Mr O’Neill credited him with facilitating “the eventual release of the intelligence of the Irish which brought about a form of intellectual conversion that opened the eyes and minds of so many.”
He signed off with a test for us all: “Our most challenging task now is not to live in the past but to redeem it.”
Triumph — and if not disaster, certainly disappointment — were met in equal measure in rugby and the GAA.
The Dubs made it five in a row and the sun failed to rise for us at the Rugby World Cup in Japan. In November, Donough O’Reilly, Kilmacud, Dublin recalled: “Delighted that the Dubs won the five in a row, probably never to be done again. As good an achievement as this has been there are still some unanswered questions about this team.
“They say Kerry are the aristocrats of the GAA with the highest number of All-Irelands won. But I still think there is a flaw about their greatness.
“The Dubs and Kerry only won All-Irelands played in Ireland. The real test is to go ‘away’ and win Sam Maguire.
“So I am proposing that the Greatest team is Cavan, they have won All-Irelands home and away (1947 in New York defeating Kerry). So, Kerry and Dublin, prove which of you is the greatest (or at least joint greatest with Cavan) — go and win an All-Ireland away.”
Desmond Hayes found an upside to the downside of our defeat at the RWC: “What an inspiration to see a true South African team and nation lift the Webb Ellis Cup. Togetherness, grit, tenacity, determination, vision, tactics and hard work won through.
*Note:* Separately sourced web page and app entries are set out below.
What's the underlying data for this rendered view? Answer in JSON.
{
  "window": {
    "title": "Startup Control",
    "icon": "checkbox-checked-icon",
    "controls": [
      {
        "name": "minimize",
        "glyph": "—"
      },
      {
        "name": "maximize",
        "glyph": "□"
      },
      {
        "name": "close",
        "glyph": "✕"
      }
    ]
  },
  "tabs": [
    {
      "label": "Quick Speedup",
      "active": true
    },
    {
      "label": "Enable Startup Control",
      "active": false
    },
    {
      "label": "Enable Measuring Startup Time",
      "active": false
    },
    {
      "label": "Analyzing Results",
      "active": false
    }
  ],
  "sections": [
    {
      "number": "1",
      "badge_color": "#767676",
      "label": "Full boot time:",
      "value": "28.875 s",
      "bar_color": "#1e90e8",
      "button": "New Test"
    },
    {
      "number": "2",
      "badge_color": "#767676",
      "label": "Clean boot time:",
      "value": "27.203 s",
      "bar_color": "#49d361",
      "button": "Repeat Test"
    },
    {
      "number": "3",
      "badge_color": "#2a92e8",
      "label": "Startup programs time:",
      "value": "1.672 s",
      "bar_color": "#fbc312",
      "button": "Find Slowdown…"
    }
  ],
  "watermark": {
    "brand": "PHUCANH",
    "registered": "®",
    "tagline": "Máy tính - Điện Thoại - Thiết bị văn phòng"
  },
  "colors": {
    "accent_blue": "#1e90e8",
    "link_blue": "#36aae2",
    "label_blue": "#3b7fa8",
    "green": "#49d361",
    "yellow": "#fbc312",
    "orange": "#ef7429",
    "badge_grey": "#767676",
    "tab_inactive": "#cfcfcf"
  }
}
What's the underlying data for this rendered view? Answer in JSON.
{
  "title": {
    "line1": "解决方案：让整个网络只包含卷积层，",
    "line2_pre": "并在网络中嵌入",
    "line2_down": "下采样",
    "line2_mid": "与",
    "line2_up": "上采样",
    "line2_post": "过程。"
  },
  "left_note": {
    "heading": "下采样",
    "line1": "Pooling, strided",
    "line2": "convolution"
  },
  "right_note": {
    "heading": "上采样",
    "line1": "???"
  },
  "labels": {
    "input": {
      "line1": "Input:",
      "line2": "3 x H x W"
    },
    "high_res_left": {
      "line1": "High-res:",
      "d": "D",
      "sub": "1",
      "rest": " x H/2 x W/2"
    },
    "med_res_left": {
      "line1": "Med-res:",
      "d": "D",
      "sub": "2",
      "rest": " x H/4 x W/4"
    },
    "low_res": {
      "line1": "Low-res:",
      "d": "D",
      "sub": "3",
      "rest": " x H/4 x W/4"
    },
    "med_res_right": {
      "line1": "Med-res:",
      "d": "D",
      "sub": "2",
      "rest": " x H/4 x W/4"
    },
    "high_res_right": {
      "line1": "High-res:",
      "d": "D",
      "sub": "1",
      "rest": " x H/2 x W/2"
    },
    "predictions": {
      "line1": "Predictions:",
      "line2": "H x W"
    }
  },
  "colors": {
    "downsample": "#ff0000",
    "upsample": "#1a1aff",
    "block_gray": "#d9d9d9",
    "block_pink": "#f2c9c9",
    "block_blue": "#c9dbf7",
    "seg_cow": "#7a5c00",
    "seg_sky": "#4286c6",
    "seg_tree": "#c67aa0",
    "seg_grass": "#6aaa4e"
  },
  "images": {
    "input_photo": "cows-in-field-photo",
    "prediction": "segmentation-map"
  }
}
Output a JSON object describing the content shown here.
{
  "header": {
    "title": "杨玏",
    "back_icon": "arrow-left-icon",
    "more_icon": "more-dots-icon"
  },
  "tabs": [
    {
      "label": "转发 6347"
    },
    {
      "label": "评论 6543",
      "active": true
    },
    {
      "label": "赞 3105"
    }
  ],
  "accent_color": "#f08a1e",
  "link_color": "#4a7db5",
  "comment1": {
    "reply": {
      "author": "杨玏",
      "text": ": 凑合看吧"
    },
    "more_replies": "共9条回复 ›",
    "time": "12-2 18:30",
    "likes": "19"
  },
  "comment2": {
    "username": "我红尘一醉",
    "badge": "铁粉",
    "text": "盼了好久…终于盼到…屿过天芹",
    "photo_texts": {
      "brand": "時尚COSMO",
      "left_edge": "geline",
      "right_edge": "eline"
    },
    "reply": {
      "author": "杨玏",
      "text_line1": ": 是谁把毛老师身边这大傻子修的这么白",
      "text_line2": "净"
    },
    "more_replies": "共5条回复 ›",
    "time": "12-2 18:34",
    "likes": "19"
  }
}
When the World Cup journey started several weeks ago, we each wrote the script in our own minds as to who would win.
“Two decades of provincial and international rugby have seen Irish rugby scale the dizzy heights of world number one ranking.
“Success like in the townships of South Africa is akin to that of our club rugby, sometimes forgotten, but they forge and foster players in the belief to ‘never mistake bigness for greatness’.”
Mr A Leavy from Sutton, Dublin took us to task for an editorial on August 17 on the Public Services Card for use of the words ‘ham-fisted’, ‘embarrassment’ and ‘mortification’.
“This highlights the fact that everyone seems to have forgotten or just ignores the fact that the services card was introduced to solve a much bigger cause of embarrassment and mortification and for which ham-fisted would be a gross understatement in the public expenditure collapse in 2010,” he wrote.
“The services card tried to control fraud in the provision of public services. This was deemed necessary because this country suffered a spectacular bankruptcy as a result of the unchallenged reckless decisions of a small number of its own most powerful citizens in the pre-2009 period.
“Public expenditure went from 19bn in 1997 to 63bn in 2009.”
How quickly we forget. The year wound up in December, with Mattie Lennon, Blessington, Co Wicklow sharing a perspective on relationships.
“For millennia scribes, poets and philosophers have been writing about love and loving. But only the sharpest literary minds warn us of the dangers of loving too much. Kavanagh in Raglan Road, and now Billy Keane in Keane’s Kingdom.”
We will leave all of you who wrote to us with a thought from TS Eliot: “For last year’s words belong to last year’s language, and next year’s words await another voice. And to make an end is to make a beginning.”
Happy New Year